Aim of the exercise: Word for word, restate all of the data shown below.
● ● ● ●
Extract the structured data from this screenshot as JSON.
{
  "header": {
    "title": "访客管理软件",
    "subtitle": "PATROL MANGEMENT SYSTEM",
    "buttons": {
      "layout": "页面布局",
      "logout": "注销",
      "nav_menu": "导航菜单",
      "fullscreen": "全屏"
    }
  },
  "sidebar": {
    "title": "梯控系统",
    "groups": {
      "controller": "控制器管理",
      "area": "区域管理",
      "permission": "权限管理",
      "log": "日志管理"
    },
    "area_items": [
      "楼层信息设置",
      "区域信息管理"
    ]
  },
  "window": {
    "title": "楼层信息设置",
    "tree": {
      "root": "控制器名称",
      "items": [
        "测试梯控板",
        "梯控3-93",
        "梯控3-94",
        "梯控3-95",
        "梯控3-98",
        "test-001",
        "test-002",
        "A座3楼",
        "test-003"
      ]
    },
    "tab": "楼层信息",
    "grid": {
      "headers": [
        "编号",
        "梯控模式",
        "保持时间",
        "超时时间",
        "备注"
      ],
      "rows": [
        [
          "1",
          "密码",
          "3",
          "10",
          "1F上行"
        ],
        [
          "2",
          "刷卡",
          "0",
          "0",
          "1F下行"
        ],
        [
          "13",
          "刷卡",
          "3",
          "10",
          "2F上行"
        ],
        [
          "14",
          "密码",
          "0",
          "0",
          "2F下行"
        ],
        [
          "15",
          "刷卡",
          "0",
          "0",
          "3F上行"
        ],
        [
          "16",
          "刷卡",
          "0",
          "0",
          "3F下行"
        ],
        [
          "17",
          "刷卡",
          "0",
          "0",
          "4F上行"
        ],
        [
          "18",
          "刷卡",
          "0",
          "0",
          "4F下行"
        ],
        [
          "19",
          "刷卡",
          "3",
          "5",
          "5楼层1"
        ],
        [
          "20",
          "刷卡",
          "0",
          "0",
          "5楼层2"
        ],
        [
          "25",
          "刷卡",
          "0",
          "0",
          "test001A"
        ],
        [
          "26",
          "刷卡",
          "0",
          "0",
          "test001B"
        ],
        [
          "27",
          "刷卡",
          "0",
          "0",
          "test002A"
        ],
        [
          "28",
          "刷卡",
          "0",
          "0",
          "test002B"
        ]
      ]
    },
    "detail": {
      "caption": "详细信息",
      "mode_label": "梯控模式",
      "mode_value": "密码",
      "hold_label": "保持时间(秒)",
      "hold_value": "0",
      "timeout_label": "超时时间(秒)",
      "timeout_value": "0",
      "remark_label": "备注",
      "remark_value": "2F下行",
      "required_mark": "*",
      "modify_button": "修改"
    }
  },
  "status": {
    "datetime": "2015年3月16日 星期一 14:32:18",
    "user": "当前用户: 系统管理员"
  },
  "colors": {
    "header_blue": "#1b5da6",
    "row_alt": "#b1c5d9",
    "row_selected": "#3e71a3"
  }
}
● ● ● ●
Reply:
Extract the structured data from this screenshot as JSON.
{
  "header": {
    "title": "访客管理软件",
    "subtitle": "PATROL MANGEMENT SYSTEM",
    "buttons": {
      "layout": "页面布局",
      "logout": "注销",
      "nav_menu": "导航菜单",
      "fullscreen": "全屏"
    }
  },
  "sidebar": {
    "title": "梯控系统",
    "groups": {
      "controller": "控制器管理",
      "area": "区域管理",
      "permission": "权限管理",
      "log": "日志管理"
    },
    "area_items": [
      "楼层信息设置",
      "区域信息管理"
    ]
  },
  "window": {
    "title": "楼层信息设置",
    "tree": {
      "root": "控制器名称",
      "items": [
        "测试梯控板",
        "梯控3-93",
        "梯控3-94",
        "梯控3-95",
        "梯控3-98",
        "test-001",
        "test-002",
        "A座3楼",
        "test-003"
      ]
    },
    "tab": "楼层信息",
    "grid": {
      "headers": [
        "编号",
        "梯控模式",
        "保持时间",
        "超时时间",
        "备注"
      ],
      "rows": [
        [
          "1",
          "密码",
          "3",
          "10",
          "1F上行"
        ],
        [
          "2",
          "刷卡",
          "0",
          "0",
          "1F下行"
        ],
        [
          "13",
          "刷卡",
          "3",
          "10",
          "2F上行"
        ],
        [
          "14",
          "密码",
          "0",
          "0",
          "2F下行"
        ],
        [
          "15",
          "刷卡",
          "0",
          "0",
          "3F上行"
        ],
        [
          "16",
          "刷卡",
          "0",
          "0",
          "3F下行"
        ],
        [
          "17",
          "刷卡",
          "0",
          "0",
          "4F上行"
        ],
        [
          "18",
          "刷卡",
          "0",
          "0",
          "4F下行"
        ],
        [
          "19",
          "刷卡",
          "3",
          "5",
          "5楼层1"
        ],
        [
          "20",
          "刷卡",
          "0",
          "0",
          "5楼层2"
        ],
        [
          "25",
          "刷卡",
          "0",
          "0",
          "test001A"
        ],
        [
          "26",
          "刷卡",
          "0",
          "0",
          "test001B"
        ],
        [
          "27",
          "刷卡",
          "0",
          "0",
          "test002A"
        ],
        [
          "28",
          "刷卡",
          "0",
          "0",
          "test002B"
        ]
      ]
    },
    "detail": {
      "caption": "详细信息",
      "mode_label": "梯控模式",
      "mode_value": "密码",
      "hold_label": "保持时间(秒)",
      "hold_value": "0",
      "timeout_label": "超时时间(秒)",
      "timeout_value": "0",
      "remark_label": "备注",
      "remark_value": "2F下行",
      "required_mark": "*",
      "modify_button": "修改"
    }
  },
  "status": {
    "datetime": "2015年3月16日 星期一 14:32:18",
    "user": "当前用户: 系统管理员"
  },
  "colors": {
    "header_blue": "#1b5da6",
    "row_alt": "#b1c5d9",
    "row_selected": "#3e71a3"
  }
}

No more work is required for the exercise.